SC refuses to stay Bombay HC bench order on stray dogs feeding, Legal News, ET LegalWorld – Legal Firms

NAGPUR: While refusing to stay the Nagpur bench of Bombay high court’s verdict on feeding of stray dogs, the Supreme Court on Friday orally observed that adoption should not mean that the feeders need to take the dogs to their homes.

Before adjourning the hearing till November 16, a division bench comprising justices Sanjiv Khanna and JK Maheshwari issued notice to Nagpur Municipal Corporation (NMC) and Animal Welfare Board of India (AWBI), stating that it would like to hear NMC’s version on the HC order.

“The order requires few modifications. If stray dogs are not fed, they will become aggressive. We need assistance from the civic body but at the same time there should be few checks as well,” the bench said.

While refusing to grant any interim relief to the petitioners, the judges said their prayer that coercive steps should not be taken against those violating the HC orders will be taken up on the next date.

The top court’s observations came while hearing a special leave petition (SLP) filed by two city women, along with one from Mumbai, challenging Nagpur bench’s orders that prohibited dog lovers from feeding them at public places and gardens, said respondent Vijay Talewar’s counsel Shakul Ghatole.

One more petition challenging the HC order has been filed by Janice Smith Animal Welfare Trust through its chairman Manoj Oswal, and Harshwardhan Choudhary. The two petitions were clubbed by the SC.

The HC orders had been passed on Talewar’s petition filed through lawyer Firdos Mirza in 2006, praying for controlling the growing stray dog menace in the city.

Petitioners Swati Chatterjee and Mrudula Godbole from Nagpur along with Pallavi Patil from Mumbai pointed out that the HC orders are inconsistent with the Prevention of Cruelty to Animals Act, 1961.

Through counsels Surbhi Kapoor, Abhay Anturkar, Bhavya Pande, and Dhruv Tank, the petitioners pointed out that HC had directed the police to use their powers under Section 44 of the Maharashtra Police Act, 1951, to detain stray dogs on receiving complaints from citizens. This section did not mention detention of dogs, they argued.

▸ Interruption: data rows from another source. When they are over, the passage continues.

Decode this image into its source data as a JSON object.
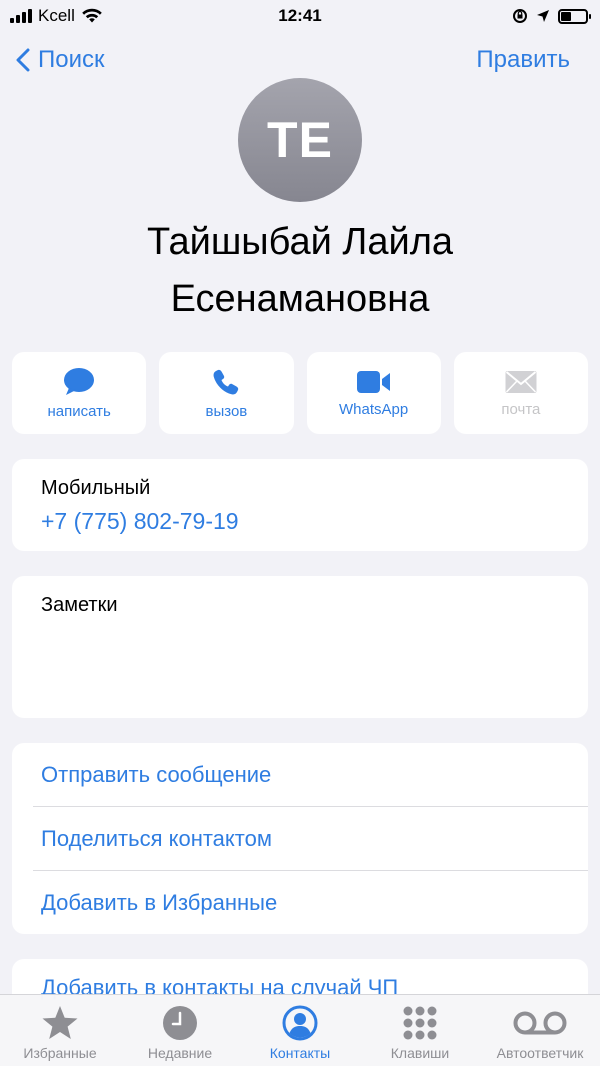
{
  "status_bar": {
    "carrier": "Kcell",
    "time": "12:41"
  },
  "nav": {
    "back_label": "Поиск",
    "edit_label": "Править"
  },
  "contact": {
    "initials": "TE",
    "name_line1": "Тайшыбай Лайла",
    "name_line2": "Есенамановна"
  },
  "actions": [
    {
      "label": "написать",
      "icon": "message-icon",
      "enabled": true
    },
    {
      "label": "вызов",
      "icon": "phone-icon",
      "enabled": true
    },
    {
      "label": "WhatsApp",
      "icon": "video-icon",
      "enabled": true
    },
    {
      "label": "почта",
      "icon": "mail-icon",
      "enabled": false
    }
  ],
  "phone": {
    "label": "Мобильный",
    "number": "+7 (775) 802-79-19"
  },
  "notes": {
    "label": "Заметки"
  },
  "links": [
    "Отправить сообщение",
    "Поделиться контактом",
    "Добавить в Избранные"
  ],
  "emergency": {
    "label": "Добавить в контакты на случай ЧП"
  },
  "tabbar": {
    "items": [
      {
        "label": "Избранные",
        "icon": "star-icon",
        "active": false
      },
      {
        "label": "Недавние",
        "icon": "clock-icon",
        "active": false
      },
      {
        "label": "Контакты",
        "icon": "person-icon",
        "active": true
      },
      {
        "label": "Клавиши",
        "icon": "keypad-icon",
        "active": false
      },
      {
        "label": "Автоответчик",
        "icon": "voicemail-icon",
        "active": false
      }
    ]
  },
  "colors": {
    "accent": "#2f7de1",
    "background": "#f2f2f7",
    "inactive": "#8e8e93",
    "disabled": "#c5c5c7"
  }
}
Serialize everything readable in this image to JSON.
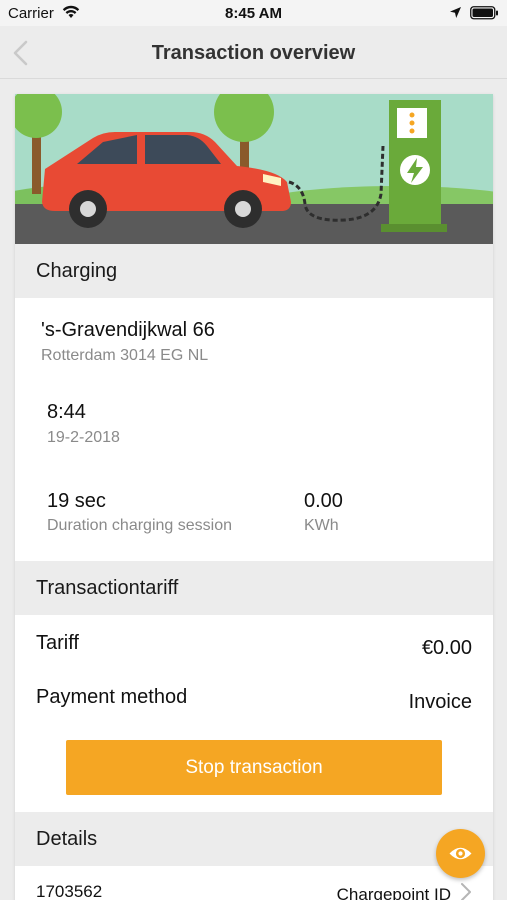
{
  "status_bar": {
    "carrier": "Carrier",
    "time": "8:45 AM",
    "wifi_icon": "wifi-icon",
    "location_icon": "location-arrow-icon",
    "battery_icon": "battery-icon"
  },
  "nav": {
    "title": "Transaction overview",
    "back_icon": "chevron-left-icon"
  },
  "charging": {
    "header": "Charging",
    "address_street": "'s-Gravendijkwal 66",
    "address_city": "Rotterdam 3014 EG NL",
    "time": "8:44",
    "date": "19-2-2018",
    "duration_value": "19 sec",
    "duration_label": "Duration charging session",
    "energy_value": "0.00",
    "energy_unit": "KWh"
  },
  "tariff": {
    "header": "Transactiontariff",
    "tariff_label": "Tariff",
    "tariff_value": "€0.00",
    "payment_label": "Payment method",
    "payment_value": "Invoice",
    "stop_button": "Stop transaction"
  },
  "details": {
    "header": "Details",
    "id_value": "1703562",
    "id_label": "Chargepoint ID",
    "chevron_icon": "chevron-right-icon"
  },
  "fab_icon": "eye-icon",
  "colors": {
    "accent": "#f5a623",
    "section_bg": "#ececec",
    "card_bg": "#ffffff",
    "secondary_text": "#8a8a8a",
    "charger_green": "#6aaa3a",
    "car_red": "#e84a34"
  }
}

The petitioners objected to HC directives to NMC commissioner to ensure that no feeding of street dogs takes place at any place, except at feeder’s own property or in their shelter homes or any authorized place. The HC had called on the civic chief to levy a maximum fine of Rs200 for every breach from the feeders.

The petitioners opposed another directive by the bench of justices Sunil Shukre and Anil Pansare, where the feeders were told to adopt and register the stray dogs first with NMC before feeding them.

Opposing the HC orders to the commissioner of police (CP) and rural SP to detain stray dogs under Section 44 of the Maharashtra Police Act, 1951, by whatever means, the petitioners argued that this provision calls for issuance of a public notice proclaiming that any stray found wandering in the street or in any public place may be destroyed. “The provision does not contemplate detention of dogs. Subclause (3) mentions that a dog which has been detained may be destroyed or sold,” they said.

Justices Shukre and Anil Pansare in their October 20 order had said animal lovers continue to behave irresponsibly leading to increasing problems for the civic authorities in controlling stray dogs. “These citizens posing themselves as sympathizers and friends of stray dogs, leave their houses on two and four wheelers carrying loads of food items meant for distribution amongst the street dogs. They make their stops in different localities, offer food packets and different tidbits to such dogs unmindful of the big harm that they are doing to the society. These supposed friends do not realise the disastrous consequences of their charity,” they said.

Source link